Dataset rows for apps and sites:
========

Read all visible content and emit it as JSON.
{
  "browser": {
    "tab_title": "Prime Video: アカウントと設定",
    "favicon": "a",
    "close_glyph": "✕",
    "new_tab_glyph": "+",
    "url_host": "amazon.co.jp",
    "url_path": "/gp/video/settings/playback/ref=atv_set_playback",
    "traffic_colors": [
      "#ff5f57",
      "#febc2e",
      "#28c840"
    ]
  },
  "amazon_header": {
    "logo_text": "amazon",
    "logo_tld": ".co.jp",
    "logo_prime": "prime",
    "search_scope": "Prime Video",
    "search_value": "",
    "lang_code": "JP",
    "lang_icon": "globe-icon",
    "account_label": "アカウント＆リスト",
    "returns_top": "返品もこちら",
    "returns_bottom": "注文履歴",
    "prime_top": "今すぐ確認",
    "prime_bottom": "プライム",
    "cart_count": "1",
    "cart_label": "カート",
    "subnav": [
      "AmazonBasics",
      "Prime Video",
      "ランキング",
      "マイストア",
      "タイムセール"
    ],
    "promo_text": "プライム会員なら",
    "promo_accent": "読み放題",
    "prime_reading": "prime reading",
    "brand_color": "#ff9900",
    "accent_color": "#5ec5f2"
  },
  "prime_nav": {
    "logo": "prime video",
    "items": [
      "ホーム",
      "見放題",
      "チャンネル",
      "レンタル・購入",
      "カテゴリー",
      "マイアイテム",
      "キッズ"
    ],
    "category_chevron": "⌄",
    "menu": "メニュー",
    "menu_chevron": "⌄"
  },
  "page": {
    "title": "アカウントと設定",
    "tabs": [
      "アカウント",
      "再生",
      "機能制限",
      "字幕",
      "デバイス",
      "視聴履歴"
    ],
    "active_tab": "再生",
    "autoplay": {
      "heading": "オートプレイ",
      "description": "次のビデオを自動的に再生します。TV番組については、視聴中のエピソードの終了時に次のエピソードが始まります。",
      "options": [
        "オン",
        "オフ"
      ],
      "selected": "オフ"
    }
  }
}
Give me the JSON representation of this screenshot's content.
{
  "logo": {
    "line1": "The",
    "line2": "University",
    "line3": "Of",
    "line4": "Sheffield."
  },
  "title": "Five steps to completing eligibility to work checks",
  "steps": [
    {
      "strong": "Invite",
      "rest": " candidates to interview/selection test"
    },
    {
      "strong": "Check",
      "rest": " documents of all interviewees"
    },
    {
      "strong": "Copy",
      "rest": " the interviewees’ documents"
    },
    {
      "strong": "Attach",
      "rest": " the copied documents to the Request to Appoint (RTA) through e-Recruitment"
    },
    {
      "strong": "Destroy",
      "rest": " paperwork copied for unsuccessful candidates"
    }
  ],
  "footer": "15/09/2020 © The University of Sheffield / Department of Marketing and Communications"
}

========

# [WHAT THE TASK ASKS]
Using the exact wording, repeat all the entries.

# [ANSWER FOR THE TASK]
Read all visible content and emit it as JSON.
{
  "browser": {
    "tab_title": "Prime Video: アカウントと設定",
    "favicon": "a",
    "close_glyph": "✕",
    "new_tab_glyph": "+",
    "url_host": "amazon.co.jp",
    "url_path": "/gp/video/settings/playback/ref=atv_set_playback",
    "traffic_colors": [
      "#ff5f57",
      "#febc2e",
      "#28c840"
    ]
  },
  "amazon_header": {
    "logo_text": "amazon",
    "logo_tld": ".co.jp",
    "logo_prime": "prime",
    "search_scope": "Prime Video",
    "search_value": "",
    "lang_code": "JP",
    "lang_icon": "globe-icon",
    "account_label": "アカウント＆リスト",
    "returns_top": "返品もこちら",
    "returns_bottom": "注文履歴",
    "prime_top": "今すぐ確認",
    "prime_bottom": "プライム",
    "cart_count": "1",
    "cart_label": "カート",
    "subnav": [
      "AmazonBasics",
      "Prime Video",
      "ランキング",
      "マイストア",
      "タイムセール"
    ],
    "promo_text": "プライム会員なら",
    "promo_accent": "読み放題",
    "prime_reading": "prime reading",
    "brand_color": "#ff9900",
    "accent_color": "#5ec5f2"
  },
  "prime_nav": {
    "logo": "prime video",
    "items": [
      "ホーム",
      "見放題",
      "チャンネル",
      "レンタル・購入",
      "カテゴリー",
      "マイアイテム",
      "キッズ"
    ],
    "category_chevron": "⌄",
    "menu": "メニュー",
    "menu_chevron": "⌄"
  },
  "page": {
    "title": "アカウントと設定",
    "tabs": [
      "アカウント",
      "再生",
      "機能制限",
      "字幕",
      "デバイス",
      "視聴履歴"
    ],
    "active_tab": "再生",
    "autoplay": {
      "heading": "オートプレイ",
      "description": "次のビデオを自動的に再生します。TV番組については、視聴中のエピソードの終了時に次のエピソードが始まります。",
      "options": [
        "オン",
        "オフ"
      ],
      "selected": "オフ"
    }
  }
}
Give me the JSON representation of this screenshot's content.
{
  "logo": {
    "line1": "The",
    "line2": "University",
    "line3": "Of",
    "line4": "Sheffield."
  },
  "title": "Five steps to completing eligibility to work checks",
  "steps": [
    {
      "strong": "Invite",
      "rest": " candidates to interview/selection test"
    },
    {
      "strong": "Check",
      "rest": " documents of all interviewees"
    },
    {
      "strong": "Copy",
      "rest": " the interviewees’ documents"
    },
    {
      "strong": "Attach",
      "rest": " the copied documents to the Request to Appoint (RTA) through e-Recruitment"
    },
    {
      "strong": "Destroy",
      "rest": " paperwork copied for unsuccessful candidates"
    }
  ],
  "footer": "15/09/2020 © The University of Sheffield / Department of Marketing and Communications"
}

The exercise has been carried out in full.